#### What you should do
Where a line of the following data contains the string "AssertionTest", include it in the tally. Report the total alone.

===============

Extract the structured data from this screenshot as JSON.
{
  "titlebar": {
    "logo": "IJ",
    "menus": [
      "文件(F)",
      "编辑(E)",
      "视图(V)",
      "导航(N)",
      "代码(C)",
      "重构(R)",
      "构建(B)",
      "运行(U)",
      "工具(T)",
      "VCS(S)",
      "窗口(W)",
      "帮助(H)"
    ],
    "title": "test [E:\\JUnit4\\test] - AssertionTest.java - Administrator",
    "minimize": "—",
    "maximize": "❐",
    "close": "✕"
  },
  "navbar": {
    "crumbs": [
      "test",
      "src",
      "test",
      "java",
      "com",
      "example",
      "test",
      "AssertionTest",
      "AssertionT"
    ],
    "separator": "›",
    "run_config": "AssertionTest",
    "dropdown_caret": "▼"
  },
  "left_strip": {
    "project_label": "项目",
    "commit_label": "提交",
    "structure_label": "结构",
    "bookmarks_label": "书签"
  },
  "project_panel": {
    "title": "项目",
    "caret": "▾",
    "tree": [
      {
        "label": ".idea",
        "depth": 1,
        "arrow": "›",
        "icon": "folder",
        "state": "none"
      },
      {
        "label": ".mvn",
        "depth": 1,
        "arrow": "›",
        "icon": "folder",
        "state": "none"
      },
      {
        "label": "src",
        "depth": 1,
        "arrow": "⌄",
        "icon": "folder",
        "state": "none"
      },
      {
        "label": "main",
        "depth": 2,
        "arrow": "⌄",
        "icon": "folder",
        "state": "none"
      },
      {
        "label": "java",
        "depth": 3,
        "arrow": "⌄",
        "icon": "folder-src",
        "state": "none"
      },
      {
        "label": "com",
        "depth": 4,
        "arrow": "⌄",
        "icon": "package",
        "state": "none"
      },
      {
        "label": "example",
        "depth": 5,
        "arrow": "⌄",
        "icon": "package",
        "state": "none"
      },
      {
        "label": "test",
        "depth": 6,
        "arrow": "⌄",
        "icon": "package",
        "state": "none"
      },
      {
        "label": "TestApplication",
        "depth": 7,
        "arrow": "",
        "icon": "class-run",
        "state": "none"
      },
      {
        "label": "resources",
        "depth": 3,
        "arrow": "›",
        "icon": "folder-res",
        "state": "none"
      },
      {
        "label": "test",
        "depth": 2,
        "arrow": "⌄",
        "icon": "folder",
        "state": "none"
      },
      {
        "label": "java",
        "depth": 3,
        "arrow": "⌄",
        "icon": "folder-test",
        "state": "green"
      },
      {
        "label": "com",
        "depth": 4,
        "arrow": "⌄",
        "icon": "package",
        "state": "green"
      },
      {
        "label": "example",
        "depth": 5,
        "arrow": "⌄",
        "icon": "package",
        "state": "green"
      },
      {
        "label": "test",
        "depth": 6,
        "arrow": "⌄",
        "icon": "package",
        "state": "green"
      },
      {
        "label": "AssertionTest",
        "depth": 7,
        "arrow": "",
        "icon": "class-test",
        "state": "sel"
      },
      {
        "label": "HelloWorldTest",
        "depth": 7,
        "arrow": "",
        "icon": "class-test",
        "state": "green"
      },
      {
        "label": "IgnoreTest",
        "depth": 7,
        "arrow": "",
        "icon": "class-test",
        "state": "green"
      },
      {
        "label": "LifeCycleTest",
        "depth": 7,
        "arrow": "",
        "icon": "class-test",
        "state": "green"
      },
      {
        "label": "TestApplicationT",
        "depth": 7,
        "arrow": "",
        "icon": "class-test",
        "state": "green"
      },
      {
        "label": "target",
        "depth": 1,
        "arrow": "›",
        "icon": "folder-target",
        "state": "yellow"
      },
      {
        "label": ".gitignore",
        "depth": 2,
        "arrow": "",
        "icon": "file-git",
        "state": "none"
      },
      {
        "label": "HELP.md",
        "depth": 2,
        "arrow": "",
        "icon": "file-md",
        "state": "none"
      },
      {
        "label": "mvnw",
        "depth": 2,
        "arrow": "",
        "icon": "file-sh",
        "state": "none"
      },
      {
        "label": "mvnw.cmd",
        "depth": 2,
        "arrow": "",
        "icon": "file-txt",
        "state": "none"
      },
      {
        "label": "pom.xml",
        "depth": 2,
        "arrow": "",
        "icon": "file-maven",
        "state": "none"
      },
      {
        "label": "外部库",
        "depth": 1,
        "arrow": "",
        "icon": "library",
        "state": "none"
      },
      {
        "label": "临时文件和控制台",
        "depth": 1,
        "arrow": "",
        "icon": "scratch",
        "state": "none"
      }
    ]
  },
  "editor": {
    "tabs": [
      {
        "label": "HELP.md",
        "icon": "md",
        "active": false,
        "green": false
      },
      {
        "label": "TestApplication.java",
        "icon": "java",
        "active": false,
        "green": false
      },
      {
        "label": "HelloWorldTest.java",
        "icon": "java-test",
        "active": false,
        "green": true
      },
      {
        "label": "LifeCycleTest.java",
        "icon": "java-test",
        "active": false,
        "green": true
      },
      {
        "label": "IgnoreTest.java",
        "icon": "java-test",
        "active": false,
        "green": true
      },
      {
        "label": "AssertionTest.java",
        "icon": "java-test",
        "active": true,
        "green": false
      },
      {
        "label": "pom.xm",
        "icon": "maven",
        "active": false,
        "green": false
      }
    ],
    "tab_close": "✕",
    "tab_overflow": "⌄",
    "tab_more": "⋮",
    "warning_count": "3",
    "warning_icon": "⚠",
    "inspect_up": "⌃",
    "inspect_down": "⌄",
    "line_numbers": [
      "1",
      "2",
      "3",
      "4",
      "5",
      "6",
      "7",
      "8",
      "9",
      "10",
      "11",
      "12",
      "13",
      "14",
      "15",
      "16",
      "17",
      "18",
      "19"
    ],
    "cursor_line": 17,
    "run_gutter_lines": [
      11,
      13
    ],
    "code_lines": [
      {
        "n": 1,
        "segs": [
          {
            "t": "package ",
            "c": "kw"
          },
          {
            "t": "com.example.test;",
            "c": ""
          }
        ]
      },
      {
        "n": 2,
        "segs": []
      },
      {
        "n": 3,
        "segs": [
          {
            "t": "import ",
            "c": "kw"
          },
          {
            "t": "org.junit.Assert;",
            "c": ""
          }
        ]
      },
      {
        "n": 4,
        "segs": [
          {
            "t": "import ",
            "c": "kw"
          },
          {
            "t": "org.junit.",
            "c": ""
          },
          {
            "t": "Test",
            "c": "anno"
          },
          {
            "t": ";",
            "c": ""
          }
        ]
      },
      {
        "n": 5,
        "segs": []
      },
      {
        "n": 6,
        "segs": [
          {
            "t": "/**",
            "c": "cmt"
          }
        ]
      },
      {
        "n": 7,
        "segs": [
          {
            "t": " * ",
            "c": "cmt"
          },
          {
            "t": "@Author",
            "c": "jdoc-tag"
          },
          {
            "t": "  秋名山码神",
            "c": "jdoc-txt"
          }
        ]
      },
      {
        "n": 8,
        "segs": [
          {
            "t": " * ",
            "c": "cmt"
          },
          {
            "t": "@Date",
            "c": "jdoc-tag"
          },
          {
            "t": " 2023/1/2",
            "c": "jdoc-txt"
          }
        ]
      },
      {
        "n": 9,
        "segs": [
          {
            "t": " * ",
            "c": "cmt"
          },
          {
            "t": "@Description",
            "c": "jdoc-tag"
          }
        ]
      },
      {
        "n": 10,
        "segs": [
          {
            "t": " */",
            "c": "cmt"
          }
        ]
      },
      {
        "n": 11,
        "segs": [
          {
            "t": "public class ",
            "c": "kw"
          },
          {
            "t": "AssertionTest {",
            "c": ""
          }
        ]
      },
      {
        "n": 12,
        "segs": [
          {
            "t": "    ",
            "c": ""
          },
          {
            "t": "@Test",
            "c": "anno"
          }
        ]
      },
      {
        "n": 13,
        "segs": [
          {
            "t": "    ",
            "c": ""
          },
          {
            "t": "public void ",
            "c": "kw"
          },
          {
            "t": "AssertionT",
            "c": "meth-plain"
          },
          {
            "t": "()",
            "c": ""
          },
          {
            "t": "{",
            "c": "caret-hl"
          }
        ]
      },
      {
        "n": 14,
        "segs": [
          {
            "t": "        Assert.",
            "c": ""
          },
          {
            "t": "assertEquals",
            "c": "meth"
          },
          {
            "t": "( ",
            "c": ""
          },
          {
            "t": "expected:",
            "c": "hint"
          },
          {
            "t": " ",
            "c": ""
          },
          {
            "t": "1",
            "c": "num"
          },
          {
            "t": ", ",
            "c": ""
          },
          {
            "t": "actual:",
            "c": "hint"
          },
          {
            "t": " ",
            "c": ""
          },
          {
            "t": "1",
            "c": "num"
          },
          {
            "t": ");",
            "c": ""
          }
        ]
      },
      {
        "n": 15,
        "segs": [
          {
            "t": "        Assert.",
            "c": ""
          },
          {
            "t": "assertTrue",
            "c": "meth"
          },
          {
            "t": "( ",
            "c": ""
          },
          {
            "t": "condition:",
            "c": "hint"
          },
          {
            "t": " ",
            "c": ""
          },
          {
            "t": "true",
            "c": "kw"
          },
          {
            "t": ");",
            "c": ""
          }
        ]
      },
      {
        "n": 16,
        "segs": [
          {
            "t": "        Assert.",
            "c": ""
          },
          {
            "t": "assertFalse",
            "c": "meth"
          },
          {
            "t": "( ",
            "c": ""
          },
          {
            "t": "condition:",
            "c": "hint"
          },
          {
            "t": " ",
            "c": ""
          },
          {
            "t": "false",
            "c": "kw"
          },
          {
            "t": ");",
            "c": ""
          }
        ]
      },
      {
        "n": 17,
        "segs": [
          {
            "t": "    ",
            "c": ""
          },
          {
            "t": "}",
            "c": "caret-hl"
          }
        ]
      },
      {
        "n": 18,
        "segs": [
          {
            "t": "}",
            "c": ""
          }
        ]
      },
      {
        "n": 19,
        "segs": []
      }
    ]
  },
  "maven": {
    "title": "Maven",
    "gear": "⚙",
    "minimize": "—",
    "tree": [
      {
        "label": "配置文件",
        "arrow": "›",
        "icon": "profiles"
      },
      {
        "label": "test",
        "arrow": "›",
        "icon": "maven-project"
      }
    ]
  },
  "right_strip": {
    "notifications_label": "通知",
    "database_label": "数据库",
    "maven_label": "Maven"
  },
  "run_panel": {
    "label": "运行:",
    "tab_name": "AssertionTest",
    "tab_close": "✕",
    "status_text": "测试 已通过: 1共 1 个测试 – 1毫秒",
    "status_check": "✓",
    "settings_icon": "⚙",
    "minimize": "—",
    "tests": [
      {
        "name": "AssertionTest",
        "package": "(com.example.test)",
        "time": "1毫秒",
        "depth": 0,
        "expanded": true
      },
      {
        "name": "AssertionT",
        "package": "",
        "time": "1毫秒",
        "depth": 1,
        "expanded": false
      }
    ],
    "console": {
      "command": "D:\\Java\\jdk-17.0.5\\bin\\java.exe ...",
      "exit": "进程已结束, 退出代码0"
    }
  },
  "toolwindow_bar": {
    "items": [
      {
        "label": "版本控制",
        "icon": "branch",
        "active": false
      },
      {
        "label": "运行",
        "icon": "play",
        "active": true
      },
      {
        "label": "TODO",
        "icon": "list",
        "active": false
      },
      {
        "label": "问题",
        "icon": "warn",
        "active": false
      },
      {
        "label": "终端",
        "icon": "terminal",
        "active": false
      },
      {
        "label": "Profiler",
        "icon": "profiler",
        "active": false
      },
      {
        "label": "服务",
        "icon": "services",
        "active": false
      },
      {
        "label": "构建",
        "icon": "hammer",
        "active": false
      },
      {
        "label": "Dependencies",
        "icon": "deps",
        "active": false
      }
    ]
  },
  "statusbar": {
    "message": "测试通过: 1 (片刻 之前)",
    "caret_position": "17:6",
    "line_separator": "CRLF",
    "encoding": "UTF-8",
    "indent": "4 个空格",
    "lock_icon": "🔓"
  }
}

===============

#### Solved exercise
8